:: Exercise brief ::
For the word "JSON", search the records and show each line in which it occurs.

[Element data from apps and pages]

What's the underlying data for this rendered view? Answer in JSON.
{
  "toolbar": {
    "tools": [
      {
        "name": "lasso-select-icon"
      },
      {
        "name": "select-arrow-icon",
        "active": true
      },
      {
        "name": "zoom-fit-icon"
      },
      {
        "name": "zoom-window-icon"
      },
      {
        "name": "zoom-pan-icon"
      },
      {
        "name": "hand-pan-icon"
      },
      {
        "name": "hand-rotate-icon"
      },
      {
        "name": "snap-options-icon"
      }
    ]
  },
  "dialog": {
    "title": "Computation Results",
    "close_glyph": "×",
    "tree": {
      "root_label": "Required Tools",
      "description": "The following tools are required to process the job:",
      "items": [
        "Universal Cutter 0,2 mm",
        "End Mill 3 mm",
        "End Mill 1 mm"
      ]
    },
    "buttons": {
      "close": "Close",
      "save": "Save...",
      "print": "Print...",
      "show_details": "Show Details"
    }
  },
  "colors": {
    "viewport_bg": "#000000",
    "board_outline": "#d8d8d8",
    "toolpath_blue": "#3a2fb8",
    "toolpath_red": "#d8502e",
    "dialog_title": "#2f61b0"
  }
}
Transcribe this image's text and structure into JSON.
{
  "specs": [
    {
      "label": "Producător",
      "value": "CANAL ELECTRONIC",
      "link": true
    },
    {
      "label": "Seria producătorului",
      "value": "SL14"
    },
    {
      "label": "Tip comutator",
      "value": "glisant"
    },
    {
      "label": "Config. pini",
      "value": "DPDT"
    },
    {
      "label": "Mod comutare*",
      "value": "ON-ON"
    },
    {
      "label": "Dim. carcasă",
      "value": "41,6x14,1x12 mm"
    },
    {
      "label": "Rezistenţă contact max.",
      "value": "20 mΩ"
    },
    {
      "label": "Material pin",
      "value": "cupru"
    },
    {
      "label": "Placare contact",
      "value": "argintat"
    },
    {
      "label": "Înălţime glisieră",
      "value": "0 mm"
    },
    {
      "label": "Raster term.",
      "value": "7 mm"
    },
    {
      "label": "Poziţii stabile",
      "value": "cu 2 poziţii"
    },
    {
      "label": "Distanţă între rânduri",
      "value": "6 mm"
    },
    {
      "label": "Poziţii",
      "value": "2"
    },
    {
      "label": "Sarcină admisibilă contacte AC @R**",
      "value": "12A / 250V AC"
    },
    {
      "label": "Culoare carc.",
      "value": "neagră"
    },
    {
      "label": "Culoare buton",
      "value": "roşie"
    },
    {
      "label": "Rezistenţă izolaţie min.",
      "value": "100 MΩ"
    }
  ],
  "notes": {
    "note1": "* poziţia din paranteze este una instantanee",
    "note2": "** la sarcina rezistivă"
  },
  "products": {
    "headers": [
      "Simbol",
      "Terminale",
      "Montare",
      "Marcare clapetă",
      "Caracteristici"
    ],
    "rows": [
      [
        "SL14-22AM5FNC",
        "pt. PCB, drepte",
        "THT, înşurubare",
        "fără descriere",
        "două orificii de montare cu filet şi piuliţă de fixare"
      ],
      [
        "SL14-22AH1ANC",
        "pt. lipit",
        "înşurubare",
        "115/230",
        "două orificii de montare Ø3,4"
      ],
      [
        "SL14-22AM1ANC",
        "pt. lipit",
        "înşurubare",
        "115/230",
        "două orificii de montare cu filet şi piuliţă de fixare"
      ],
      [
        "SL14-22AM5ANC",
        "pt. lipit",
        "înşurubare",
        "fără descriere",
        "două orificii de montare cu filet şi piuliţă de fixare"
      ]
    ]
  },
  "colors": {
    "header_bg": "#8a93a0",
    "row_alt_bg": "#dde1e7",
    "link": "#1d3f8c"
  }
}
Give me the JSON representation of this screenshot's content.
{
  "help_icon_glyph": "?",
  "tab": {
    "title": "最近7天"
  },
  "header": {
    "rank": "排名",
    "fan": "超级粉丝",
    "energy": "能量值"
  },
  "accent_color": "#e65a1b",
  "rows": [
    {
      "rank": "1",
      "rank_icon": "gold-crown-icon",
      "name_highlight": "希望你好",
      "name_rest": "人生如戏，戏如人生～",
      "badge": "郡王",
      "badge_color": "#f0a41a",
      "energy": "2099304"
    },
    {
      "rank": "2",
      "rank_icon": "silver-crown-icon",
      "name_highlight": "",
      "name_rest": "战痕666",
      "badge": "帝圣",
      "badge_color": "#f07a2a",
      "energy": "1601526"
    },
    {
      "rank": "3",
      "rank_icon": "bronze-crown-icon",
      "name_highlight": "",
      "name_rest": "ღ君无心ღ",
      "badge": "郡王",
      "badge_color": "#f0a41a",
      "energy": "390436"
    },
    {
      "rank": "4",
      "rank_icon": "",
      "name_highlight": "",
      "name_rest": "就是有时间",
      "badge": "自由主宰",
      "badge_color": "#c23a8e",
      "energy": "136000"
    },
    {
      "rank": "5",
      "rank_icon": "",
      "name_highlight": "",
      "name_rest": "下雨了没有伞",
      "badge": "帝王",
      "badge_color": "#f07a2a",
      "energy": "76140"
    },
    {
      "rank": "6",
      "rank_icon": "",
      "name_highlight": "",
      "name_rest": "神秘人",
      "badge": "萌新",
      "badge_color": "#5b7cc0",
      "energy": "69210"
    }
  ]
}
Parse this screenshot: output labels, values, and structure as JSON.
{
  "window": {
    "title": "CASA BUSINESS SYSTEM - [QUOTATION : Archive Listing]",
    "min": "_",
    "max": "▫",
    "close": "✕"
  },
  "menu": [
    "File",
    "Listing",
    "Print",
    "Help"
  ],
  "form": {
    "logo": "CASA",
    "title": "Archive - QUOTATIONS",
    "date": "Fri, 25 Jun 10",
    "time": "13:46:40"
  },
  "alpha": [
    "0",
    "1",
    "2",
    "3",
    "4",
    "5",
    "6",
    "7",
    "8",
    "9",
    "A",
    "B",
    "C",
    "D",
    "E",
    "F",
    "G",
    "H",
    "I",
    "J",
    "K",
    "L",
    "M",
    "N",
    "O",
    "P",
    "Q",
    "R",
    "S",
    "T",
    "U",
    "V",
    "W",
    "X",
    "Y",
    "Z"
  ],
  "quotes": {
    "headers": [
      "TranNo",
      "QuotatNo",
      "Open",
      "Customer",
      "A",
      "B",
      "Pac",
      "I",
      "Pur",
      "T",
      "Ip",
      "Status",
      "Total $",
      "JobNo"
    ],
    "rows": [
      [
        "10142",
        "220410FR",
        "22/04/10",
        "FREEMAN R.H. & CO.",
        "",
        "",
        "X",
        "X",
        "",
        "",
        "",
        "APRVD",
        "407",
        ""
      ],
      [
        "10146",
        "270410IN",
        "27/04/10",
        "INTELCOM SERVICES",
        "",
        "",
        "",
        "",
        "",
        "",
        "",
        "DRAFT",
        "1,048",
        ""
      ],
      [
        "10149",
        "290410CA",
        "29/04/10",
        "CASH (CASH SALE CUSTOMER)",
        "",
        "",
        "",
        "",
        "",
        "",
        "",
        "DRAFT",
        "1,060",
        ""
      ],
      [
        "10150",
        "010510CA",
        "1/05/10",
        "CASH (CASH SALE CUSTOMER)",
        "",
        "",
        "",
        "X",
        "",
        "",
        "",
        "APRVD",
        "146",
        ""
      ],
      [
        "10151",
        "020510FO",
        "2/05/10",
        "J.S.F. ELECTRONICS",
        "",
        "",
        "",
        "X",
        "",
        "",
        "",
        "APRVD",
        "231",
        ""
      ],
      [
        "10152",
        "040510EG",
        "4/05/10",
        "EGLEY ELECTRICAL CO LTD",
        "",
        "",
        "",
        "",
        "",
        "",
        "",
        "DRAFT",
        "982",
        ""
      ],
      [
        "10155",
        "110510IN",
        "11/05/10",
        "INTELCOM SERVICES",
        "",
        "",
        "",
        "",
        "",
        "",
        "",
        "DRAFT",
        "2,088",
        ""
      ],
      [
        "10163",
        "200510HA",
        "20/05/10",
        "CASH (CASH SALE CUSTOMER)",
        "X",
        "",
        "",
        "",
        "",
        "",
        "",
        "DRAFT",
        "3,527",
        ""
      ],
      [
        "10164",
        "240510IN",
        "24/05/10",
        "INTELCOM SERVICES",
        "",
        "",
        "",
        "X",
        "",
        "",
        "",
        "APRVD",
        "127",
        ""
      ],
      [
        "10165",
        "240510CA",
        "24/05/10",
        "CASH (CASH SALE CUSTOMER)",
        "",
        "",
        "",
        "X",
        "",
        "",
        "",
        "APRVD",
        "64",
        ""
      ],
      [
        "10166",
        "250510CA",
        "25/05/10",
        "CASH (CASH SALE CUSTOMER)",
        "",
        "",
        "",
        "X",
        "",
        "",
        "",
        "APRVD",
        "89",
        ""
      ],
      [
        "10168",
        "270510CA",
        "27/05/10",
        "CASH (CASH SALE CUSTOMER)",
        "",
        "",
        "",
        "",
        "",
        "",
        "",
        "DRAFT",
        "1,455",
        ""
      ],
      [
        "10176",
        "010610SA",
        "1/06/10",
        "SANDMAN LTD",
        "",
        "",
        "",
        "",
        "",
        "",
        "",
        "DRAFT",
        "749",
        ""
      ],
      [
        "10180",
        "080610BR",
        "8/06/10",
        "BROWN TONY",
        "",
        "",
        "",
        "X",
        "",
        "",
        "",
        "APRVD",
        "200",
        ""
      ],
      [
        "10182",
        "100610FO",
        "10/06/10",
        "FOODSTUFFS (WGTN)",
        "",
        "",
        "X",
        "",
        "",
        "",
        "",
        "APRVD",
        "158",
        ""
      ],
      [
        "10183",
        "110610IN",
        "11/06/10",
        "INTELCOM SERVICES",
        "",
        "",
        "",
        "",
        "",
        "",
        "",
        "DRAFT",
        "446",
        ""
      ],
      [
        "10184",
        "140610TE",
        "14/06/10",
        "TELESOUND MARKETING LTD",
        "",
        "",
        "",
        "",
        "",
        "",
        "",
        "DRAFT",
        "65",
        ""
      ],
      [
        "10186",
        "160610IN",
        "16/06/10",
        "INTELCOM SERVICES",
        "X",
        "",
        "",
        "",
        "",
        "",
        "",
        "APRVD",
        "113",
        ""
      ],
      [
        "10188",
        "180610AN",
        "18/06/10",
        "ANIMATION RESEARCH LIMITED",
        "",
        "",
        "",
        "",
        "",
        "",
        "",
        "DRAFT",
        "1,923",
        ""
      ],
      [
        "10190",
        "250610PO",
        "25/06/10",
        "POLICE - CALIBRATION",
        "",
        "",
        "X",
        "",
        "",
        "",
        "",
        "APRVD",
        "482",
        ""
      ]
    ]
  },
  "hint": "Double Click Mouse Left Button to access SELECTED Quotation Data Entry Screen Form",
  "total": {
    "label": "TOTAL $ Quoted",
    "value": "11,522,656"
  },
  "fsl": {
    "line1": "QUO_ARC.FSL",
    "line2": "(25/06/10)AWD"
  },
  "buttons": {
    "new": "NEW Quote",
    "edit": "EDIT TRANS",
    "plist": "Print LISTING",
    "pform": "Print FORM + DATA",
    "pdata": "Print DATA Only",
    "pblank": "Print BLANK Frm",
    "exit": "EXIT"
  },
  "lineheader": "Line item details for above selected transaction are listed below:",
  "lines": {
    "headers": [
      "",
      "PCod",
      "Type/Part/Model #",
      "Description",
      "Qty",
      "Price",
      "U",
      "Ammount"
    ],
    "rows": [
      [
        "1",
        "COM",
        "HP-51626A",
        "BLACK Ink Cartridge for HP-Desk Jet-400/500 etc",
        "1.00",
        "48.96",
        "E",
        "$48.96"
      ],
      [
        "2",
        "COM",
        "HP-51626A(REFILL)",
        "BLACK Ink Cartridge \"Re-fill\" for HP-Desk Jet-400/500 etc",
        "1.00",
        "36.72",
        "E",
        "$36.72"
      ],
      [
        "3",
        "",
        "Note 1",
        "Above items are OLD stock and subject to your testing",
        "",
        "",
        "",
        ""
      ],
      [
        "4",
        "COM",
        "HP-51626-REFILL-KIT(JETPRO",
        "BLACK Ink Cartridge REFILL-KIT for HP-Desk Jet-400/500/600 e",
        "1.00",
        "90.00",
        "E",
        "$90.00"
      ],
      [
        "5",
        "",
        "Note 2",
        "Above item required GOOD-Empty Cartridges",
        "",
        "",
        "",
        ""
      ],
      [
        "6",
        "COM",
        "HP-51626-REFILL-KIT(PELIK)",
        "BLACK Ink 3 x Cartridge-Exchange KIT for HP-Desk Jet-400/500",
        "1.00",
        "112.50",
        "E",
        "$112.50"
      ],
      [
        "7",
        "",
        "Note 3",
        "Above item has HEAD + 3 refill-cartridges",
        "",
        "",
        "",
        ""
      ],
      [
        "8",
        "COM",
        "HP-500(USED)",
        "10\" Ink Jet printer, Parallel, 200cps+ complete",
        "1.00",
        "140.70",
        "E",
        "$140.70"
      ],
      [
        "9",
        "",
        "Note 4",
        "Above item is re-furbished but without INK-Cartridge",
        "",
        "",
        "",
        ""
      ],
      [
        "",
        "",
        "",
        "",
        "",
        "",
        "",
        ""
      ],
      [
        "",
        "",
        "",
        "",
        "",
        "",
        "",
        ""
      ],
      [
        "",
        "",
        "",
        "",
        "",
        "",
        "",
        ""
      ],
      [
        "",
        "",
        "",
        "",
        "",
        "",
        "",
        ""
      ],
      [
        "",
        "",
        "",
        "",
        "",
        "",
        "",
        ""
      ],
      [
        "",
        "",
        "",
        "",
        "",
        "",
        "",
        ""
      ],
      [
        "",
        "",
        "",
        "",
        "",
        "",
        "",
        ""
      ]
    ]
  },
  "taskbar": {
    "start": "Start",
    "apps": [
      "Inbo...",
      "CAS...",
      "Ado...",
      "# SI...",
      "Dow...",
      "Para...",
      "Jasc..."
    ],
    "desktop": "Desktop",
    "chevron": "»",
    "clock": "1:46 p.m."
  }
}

:: Response for this exercise ::
What's the underlying data for this rendered view? Answer in JSON.
Transcribe this image's text and structure into JSON.
Give me the JSON representation of this screenshot's content.
Parse this screenshot: output labels, values, and structure as JSON.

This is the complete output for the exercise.